Swami Vivekananda. Maya and the evolution of the conception of God. [completeworks2.pdf pages 93-103].

Swami Vivekananda. Maya and freedom. [completeworks2.pdf pages 104-112].



Taittiriya Upanishad. [10upanishads.pdf pages 44-51].

Swami Vivekananda. The cosmos: the macrocosm. [completeworks2.pdf pages 171-177].

Swami Vivekananda. The cosmos: the microcosm. [completeworks2.pdf pages 178-188].



Aitareya Upanishad. [10upanishads.pdf pages 52-55].

Swami Vivekananda. Immortality. [completeworks2.pdf pages 189-197].

Swami Vivekananda. The Vedanta in all its phases. [completeworks3.pdf pages 265-287].



Swami Vivekananda. Realisation. [completeworks2.pdf pages 133-148].
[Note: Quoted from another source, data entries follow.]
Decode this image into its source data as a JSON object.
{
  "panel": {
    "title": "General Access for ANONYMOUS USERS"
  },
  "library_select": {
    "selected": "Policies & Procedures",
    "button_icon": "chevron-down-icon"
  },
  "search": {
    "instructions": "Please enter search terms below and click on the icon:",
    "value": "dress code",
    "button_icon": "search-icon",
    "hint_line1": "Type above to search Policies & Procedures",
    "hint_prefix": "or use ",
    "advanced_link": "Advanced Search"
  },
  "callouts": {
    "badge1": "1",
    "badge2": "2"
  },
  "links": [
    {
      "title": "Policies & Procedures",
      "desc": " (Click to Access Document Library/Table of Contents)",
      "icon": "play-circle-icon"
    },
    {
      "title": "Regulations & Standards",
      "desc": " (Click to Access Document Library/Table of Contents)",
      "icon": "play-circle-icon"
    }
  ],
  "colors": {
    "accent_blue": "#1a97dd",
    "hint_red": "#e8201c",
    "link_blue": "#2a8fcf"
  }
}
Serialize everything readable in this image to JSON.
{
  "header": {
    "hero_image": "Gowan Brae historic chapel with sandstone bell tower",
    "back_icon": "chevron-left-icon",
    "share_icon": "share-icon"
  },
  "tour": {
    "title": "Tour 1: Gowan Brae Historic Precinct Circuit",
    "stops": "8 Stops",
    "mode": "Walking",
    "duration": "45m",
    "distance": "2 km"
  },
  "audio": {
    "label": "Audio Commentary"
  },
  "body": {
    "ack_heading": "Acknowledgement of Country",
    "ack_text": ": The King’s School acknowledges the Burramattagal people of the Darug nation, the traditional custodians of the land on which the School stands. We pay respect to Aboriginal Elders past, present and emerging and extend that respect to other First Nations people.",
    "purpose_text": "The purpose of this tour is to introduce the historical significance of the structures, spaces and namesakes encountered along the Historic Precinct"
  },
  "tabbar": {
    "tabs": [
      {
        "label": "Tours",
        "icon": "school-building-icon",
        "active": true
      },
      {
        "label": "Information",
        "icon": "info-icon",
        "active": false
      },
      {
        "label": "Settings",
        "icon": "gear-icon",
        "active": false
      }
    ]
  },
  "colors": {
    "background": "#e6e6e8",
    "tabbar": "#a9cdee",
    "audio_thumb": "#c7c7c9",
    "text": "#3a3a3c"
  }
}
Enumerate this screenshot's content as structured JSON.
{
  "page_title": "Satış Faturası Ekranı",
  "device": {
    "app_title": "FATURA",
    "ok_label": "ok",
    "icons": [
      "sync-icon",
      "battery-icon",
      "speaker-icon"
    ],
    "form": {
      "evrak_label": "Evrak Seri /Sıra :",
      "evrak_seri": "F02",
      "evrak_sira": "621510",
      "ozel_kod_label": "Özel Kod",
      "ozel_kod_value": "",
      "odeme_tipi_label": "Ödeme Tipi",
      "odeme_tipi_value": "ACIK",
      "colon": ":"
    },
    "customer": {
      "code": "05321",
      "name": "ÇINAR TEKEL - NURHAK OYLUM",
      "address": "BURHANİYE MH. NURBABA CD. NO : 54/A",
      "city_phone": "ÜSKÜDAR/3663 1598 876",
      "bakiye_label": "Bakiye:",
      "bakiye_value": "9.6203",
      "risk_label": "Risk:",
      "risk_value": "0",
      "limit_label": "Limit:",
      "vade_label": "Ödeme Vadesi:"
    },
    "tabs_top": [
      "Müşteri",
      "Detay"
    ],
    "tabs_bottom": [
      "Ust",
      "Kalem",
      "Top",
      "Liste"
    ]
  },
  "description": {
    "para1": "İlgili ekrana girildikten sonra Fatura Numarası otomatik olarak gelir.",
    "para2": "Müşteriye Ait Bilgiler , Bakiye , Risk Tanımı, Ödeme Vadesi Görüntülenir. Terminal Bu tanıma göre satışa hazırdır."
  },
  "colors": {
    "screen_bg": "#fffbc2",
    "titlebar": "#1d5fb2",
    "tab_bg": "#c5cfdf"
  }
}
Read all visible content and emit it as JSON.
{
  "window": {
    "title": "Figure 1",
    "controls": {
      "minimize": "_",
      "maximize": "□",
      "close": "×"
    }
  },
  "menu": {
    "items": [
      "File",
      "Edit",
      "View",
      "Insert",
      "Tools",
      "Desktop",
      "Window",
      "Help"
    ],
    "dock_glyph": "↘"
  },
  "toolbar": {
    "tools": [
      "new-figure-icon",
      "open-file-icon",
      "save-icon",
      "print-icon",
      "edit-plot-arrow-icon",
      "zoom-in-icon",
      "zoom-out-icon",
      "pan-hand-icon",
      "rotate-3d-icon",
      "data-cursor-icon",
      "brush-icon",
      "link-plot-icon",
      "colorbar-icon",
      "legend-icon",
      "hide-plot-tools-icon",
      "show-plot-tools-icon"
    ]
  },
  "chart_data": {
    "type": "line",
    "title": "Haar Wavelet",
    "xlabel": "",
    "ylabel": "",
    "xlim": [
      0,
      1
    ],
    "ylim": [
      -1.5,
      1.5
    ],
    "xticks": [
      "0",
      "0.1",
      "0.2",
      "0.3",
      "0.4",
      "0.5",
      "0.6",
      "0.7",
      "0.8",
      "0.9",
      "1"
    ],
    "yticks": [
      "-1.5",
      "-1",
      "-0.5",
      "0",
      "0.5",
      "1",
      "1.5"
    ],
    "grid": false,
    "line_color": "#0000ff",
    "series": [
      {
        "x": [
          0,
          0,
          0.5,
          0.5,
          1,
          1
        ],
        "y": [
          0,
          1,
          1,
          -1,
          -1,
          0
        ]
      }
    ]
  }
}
Swami Vivekananda. Unity in diversity. [completeworks2.pdf pages 149-159].

Katha Upanishad. [10upanishads.pdf pages 56-64].



Swami Vivekananda. The real nature of man. [completeworks2.pdf pages 66-79].

Swami Vivekananda. God in everything. [completeworks2.pdf pages 124-132].

Isa Upanishad. [10upanishads.pdf pages 65-66].


Prasna Upanishad. [10upanishads.pdf pages 67-73].

Swami Vivekananda. The Atman. [completeworks2.pdf pages 198-209].

Swami Vivekananda. The Atman: Its bondage and freedom. [completeworks2.pdf pages 210-216].


Mundaka Upanishad. [10upanishads.pdf pages 74-79].

Swami Vivekananda. The real and the apparent man. [completeworks2.pdf pages 217-236].


Mandukya Upanishad. [10upanishads.pdf pages 80-81].

Swami Vivekananda. The Vedanta. [completeworks3.pdf pages 322-353].



Bhagavad-Gita. [bhagavadgita.pdf]



Swami Vivekananda. Reply to the address of welcome at Ramnad. [completeworks3.pdf pages 126-134].

Swami Vivekananda. The sages of India. [completeworks3.pdf pages 208-223].

Swami Vivekananda. Vedanta in its application to Indian life. [completeworks3.pdf pages 193-207].

(Updated 15 Aug 2018)

The eight files that include all the above readings may be downloaded using the links below:

Venkat R. Krishnan,
Aug 14, 2018, 6:15 PM
Venkat R. Krishnan,
Aug 14, 2018, 6:15 PM
Venkat R. Krishnan,
Aug 14, 2018, 6:15 PM
Venkat R. Krishnan,
Aug 14, 2018, 6:15 PM
Venkat R. Krishnan,
Aug 14, 2018, 6:14 PM
Venkat R. Krishnan,
Aug 14, 2018, 6:13 PM
Venkat R. Krishnan,
Aug 14, 2018, 6:15 PM
Venkat R. Krishnan,
Aug 14, 2018, 6:15 PM